I recently read G. K. Chesterton’s What’s Wrong with the World. He wrote this book in 1900. Although some of the later segments are not directed toward questions that are not under consideration today (for example: Why would women want the vote?), the very first part, the part that gave rise to the title, I found very helpful in guiding my thinking and proved very relevant to the questions that seem to confront me at every turn.
His discussion focuses on mistakes made by those who advocate for some the elimination of a perceived ill through social change.
Chesterton begins by pointing out that those who advocate for some social change explicitly or implicitly use the metaphor of a physician treating a disease. This is a false assumption because in disease we all know what health looks like and so the only dispute is about the nature of the disease and the proper treatment to return the individual to health.
However, in discussing social ills and their cure, we give little or no consideration to what health looks like and if we did we would likely have broad disagreement on the goal. Chesterton says:
But social science is by no means always content with the normal human soul; it has all sorts of fancy souls for sale. Man as a social idealist will say “I am tired of being a Puritan; I want to be a Pagan,” or “Beyond this dark probation of Individualism I see the shining paradise of Collectivism.” Now in bodily ills there is none of this difference about the ultimate ideal. The patient may or may not want quinine; but he certainly wants health.
Chesterton, G. K. (Gilbert Keith). What’s Wrong with the World (p. 3). Kindle Edition.
Chesterton going on about this point:
The social case is exactly the opposite of the medical case. We do not disagree, like doctors, about the precise nature of the illness, while agreeing about the nature of health. On the contrary, we all agree that England is unhealthy, but half of us would not look at her in what the other half would call blooming health.
Chesterton, G. K. (Gilbert Keith). What’s Wrong with the World (p. 3). Kindle Edition.

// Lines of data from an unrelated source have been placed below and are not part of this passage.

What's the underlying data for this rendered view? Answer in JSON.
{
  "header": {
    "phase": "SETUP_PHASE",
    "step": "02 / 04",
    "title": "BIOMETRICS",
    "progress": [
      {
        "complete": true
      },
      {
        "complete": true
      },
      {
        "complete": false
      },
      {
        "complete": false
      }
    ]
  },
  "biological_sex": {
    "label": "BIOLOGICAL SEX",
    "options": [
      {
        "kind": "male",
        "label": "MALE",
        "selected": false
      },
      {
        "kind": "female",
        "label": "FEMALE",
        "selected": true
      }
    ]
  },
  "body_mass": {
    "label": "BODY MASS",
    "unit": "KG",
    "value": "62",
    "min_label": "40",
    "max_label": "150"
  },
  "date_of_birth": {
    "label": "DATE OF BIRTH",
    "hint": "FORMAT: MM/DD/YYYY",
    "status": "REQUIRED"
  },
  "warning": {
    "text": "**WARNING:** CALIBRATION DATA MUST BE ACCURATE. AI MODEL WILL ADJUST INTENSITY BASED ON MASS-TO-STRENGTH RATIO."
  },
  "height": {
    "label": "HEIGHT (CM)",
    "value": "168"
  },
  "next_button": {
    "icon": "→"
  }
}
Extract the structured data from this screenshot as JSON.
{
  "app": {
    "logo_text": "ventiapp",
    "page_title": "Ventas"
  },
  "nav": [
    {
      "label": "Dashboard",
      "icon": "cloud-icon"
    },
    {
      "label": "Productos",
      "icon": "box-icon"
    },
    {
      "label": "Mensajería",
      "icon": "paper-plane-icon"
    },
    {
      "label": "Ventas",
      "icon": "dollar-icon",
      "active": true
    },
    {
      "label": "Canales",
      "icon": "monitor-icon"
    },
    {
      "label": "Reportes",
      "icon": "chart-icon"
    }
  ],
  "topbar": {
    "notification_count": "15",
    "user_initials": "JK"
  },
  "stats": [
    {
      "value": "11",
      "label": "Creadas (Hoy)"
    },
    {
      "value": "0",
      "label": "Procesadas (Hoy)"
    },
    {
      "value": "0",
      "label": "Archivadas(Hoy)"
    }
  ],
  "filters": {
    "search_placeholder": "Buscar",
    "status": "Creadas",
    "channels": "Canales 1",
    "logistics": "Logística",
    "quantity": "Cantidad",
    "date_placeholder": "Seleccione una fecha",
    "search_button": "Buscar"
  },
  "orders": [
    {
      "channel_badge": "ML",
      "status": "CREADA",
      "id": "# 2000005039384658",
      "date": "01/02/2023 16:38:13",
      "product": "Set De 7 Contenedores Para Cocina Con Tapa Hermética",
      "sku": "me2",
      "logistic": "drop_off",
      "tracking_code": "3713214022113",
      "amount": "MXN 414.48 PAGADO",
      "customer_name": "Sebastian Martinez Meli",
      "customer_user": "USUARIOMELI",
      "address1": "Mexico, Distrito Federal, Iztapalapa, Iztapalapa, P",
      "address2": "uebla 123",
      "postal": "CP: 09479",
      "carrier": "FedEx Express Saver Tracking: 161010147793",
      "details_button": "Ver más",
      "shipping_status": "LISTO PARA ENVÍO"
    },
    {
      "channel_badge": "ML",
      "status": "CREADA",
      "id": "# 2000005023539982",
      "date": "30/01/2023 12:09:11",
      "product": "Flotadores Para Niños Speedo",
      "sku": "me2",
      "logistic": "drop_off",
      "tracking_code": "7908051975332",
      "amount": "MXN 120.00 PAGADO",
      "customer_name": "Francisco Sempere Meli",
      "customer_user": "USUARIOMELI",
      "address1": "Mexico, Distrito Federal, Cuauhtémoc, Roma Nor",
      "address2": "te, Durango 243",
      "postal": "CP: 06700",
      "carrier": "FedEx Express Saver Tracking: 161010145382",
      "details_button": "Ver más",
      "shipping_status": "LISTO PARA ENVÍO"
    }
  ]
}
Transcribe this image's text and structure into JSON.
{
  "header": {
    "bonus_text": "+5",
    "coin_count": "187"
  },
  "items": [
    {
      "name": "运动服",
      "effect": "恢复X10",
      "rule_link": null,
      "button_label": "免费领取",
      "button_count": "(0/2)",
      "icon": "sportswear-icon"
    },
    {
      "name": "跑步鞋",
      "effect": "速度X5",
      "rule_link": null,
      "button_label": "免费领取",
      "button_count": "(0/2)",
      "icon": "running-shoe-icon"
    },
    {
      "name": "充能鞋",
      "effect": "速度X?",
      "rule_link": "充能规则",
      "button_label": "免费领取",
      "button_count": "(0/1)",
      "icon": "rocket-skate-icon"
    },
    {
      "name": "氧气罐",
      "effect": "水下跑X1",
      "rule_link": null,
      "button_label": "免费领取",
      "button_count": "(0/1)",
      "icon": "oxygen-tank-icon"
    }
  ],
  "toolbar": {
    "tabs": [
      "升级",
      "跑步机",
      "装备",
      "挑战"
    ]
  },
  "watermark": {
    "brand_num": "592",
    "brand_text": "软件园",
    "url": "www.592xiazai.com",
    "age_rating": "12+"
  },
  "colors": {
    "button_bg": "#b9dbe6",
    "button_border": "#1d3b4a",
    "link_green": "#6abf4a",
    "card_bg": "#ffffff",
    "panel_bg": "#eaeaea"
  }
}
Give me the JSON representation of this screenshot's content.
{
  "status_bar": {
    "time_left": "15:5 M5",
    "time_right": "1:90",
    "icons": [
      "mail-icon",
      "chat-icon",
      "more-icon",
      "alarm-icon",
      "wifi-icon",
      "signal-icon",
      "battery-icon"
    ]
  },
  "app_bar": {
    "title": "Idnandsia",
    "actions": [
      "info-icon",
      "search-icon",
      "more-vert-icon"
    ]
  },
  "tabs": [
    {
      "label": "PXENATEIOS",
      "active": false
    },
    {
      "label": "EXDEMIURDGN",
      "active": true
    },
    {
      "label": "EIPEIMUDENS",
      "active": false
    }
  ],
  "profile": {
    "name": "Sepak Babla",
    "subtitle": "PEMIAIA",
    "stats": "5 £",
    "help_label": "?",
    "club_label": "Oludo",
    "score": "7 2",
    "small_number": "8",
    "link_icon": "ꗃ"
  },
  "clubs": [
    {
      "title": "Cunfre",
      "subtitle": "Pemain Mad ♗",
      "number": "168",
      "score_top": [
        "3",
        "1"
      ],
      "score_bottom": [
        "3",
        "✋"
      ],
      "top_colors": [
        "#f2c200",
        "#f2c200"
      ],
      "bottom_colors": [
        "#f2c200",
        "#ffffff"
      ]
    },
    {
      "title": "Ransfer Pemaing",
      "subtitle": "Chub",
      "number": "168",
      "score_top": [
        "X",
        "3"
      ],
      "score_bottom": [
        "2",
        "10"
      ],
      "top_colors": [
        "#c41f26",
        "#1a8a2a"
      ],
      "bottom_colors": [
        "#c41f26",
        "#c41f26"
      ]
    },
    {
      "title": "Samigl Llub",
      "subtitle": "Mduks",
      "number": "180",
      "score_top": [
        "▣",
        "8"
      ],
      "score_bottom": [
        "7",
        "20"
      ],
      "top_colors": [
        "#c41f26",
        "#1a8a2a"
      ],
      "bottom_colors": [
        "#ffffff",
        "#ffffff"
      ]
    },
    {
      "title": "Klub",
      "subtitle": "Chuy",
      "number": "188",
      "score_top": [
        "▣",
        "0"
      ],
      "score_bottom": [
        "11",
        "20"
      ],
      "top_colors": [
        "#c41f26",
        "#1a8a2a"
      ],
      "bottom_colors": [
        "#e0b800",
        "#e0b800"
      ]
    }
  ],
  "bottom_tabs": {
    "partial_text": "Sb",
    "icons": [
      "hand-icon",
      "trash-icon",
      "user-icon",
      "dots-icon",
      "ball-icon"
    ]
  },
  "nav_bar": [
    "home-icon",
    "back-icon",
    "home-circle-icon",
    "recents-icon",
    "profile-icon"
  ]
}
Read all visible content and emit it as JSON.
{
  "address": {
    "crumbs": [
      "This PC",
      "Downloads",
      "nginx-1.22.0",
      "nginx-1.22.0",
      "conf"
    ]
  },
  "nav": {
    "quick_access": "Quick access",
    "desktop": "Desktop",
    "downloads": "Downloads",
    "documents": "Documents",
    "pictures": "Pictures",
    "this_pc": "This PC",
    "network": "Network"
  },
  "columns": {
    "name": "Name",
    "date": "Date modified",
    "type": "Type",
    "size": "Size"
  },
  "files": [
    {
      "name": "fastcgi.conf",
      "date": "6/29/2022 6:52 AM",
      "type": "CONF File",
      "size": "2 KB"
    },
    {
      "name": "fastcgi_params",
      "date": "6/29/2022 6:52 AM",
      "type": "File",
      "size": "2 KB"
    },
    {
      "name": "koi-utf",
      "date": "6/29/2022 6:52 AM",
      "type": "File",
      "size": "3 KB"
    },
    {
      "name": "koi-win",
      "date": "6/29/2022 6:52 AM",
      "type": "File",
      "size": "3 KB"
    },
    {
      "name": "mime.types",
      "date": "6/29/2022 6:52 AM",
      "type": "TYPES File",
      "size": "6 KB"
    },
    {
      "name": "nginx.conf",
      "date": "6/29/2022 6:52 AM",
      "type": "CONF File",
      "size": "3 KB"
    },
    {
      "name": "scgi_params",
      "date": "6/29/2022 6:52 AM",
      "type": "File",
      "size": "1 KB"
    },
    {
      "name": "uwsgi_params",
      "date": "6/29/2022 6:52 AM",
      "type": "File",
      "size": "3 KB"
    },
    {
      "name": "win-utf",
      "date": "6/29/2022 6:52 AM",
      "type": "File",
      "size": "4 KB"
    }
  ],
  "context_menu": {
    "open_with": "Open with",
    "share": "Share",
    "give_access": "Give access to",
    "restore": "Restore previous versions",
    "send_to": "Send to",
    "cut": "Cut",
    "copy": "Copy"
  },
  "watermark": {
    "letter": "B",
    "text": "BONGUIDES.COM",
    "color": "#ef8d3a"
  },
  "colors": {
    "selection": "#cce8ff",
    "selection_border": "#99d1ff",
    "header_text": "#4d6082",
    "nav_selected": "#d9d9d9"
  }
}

I think Chesterton would say the first step in this discussion would be to talk about our private ideal of social health and defend why everyone should want to get there. We might agree that the current situation is bad, but that doesn’t mean the proposed change won’t make things worse.
The only way to discuss the social evil is to get at once to the social ideal. We can all see the national madness; but what is national sanity? I have called this book “What Is Wrong with the World?” and the upshot of the title can be easily and clearly stated. What is wrong is that we do not ask what is right.
Chesterton, G. K. (Gilbert Keith). What’s Wrong with the World (pp. 3-4). Kindle Edition.
What Chesterton Taught Me
So how do I apply this? When I read about the identification of a sociological problem along with a proposed solution, I’ve come up for a series of questions that I think Chesterton might have asked:
If I applied this proposed solution what would our society look like? Would our freedoms be enhanced? Would I still be able to speak freely and follow my convictions? Would my freedom to choose what I think is best for myself, my family, and community be unimpaired? Would there truly be equality of opportunity? Would competence be recognized and rewarded?
Is the proposed solution tyrannical or draconian? Would I be setting up a new kind of oppression? Am I restricting people’s employment or their ability to go into business for themselves? Does the solution implementation consist of convincing people by argument and example that the new proposal is a better way to a worthy end or am I legislating and punishing to get there?
These two clusters of questions have been most helpful in thinking about these social remedies that I see on Twitter, Facebook, in the news, or spoken about over coffee. They also help me as a science fiction writer.
How Chesterton Impacts My SF Writing
As I write my novels I am often confronted with painting, using words, a future world. One way to get the painting right would be to use the Chesterton questions to extrapolate into the future. If I do that, I can often see how these questions illuminate the difficulties in the proposals and lead to dysfunction and unintended consequences.
If you have any thoughts on this, I would appreciate hearing from you.